REVIEW ORIGINALLY PUBLISHED on The Bookwyrm's Hoard blog (11/09/15) FTC DISCLOSURE: I received a review copy from the publisher. All opinions are entirely my own.
There is a theme of loss through this book that is both terribly sad and poignant. There is an amazing contrasting storyline that shows how different the loss of a wife affected the working class vs the upper class. For a Christmas story the themes are quite dark, yet the settings and historical details are so rich it is still amazingly beautiful. I can’t get enough of Lenox.
5.0 out of 5 starsAnother Excellent Mystery by Charles Finch
Reviewed in the United States on November 19, 2015

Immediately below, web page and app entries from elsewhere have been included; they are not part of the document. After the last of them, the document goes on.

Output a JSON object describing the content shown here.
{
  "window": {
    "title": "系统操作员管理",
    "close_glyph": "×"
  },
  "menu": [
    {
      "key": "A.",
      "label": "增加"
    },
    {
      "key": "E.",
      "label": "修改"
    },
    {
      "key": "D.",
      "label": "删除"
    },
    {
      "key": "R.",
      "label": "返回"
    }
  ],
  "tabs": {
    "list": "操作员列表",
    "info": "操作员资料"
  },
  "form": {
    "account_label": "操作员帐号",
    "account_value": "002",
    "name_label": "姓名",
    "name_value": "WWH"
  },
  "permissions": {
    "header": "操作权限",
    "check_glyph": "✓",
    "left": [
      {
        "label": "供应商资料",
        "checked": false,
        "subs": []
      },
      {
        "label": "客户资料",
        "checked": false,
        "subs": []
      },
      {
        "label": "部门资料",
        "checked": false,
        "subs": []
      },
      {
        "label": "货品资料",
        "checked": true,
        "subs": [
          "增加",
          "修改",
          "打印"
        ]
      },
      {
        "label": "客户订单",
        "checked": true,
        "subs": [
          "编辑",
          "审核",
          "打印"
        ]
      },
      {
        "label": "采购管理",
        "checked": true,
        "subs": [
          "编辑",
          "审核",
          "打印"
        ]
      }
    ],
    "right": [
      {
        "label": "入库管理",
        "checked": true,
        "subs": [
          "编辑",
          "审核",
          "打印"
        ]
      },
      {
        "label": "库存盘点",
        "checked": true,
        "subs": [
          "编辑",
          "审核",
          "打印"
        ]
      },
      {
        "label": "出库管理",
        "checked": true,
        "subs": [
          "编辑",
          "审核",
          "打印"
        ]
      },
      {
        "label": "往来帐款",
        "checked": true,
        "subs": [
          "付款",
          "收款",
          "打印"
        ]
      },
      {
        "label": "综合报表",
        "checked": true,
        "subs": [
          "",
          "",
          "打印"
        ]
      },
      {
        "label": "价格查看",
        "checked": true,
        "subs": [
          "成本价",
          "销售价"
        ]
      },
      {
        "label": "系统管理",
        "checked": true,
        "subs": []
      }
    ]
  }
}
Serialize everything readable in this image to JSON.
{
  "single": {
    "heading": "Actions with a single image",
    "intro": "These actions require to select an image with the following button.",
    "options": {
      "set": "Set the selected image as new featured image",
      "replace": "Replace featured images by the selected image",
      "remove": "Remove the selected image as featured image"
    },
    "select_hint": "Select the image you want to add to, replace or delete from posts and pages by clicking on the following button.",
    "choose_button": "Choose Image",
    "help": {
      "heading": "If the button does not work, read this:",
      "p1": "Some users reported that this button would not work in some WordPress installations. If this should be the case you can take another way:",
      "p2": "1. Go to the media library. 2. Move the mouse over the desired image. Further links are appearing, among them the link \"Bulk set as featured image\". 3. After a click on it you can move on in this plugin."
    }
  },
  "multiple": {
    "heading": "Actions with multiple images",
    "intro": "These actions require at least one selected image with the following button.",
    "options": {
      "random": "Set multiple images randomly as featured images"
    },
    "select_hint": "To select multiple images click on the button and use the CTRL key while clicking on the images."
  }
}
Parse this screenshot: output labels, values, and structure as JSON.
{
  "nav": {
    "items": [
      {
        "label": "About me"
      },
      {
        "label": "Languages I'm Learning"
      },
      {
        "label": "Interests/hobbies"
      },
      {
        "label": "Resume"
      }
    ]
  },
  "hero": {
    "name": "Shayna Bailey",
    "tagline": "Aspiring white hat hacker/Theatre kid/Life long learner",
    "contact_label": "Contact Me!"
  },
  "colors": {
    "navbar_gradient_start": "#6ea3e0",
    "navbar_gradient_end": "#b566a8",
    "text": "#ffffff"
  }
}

In this ninth offering in the Charles Lenox Victorian mystery series, the author has challenged his detective to solve two major mysteries as well as a smaller one. A sudden family loss brings Charles and his elder brother Edmund to the country and the family estate, Lenox Hall. While Charles attempts to lighten his brother's burden, a villager hands him a mystery to solve. Arthur Hadley, a traveling insurance salesman, returns home one evening to discover that someone has drawn a frightening chalk figure of a young girl on his door and broken into his house -- twice. The conundrum? Nothing was stolen the first night, but the second, a bottle of sherry has gone missing. He asks Lenox to look into the matter. In the meantime, two situations keep Charles's partners in London busy as well. In one, an eminent German pianist disappears from his theatre dressing room, and in the second one, some of their clients have been stolen by a rival detective, LeMaire. The clues to the mysteries are liberally spread throughout the novel. An astute reader can resolve the puzzles along with Lenox, but it is really more rewarding to let them unfold as the detective peels back the layers. The development of character in this novel is more of a focus than in the previous books, and the back stories that flesh out the brothers Lenox are carefully limned to the pleasure of the faithful readers of the series. Charles encourages Edmund to help him in his endeavors, remembering how his work has always intrigued his brother. It seems to be a welcome diversion. The author carefully chooses apt figurative language such as the picture of Edmund . . . "spooning in a small noiseless snowfall of sugar. . ." into his tea, as finely wrought example of alliterative metaphor as one can find in literature. In addition, the author continues his tradition of unearthing intriguing historical sketches that complete the setting of the story. He shows Charles reminiscing with Edmund about their childhood by asking him if he remembers hearing about the death of King William IV from the mail driver. These asides help the reader envision the time and place and embrace the characters as though they were personal friends. The symbolism of the cover mirrors and the title should be left to the reader to discover for himself. The subtlety of these elements also helps to fill in the questions about plot , character, and theme. This novel should surprise and satisfy the mystery aesthete. Enjoy!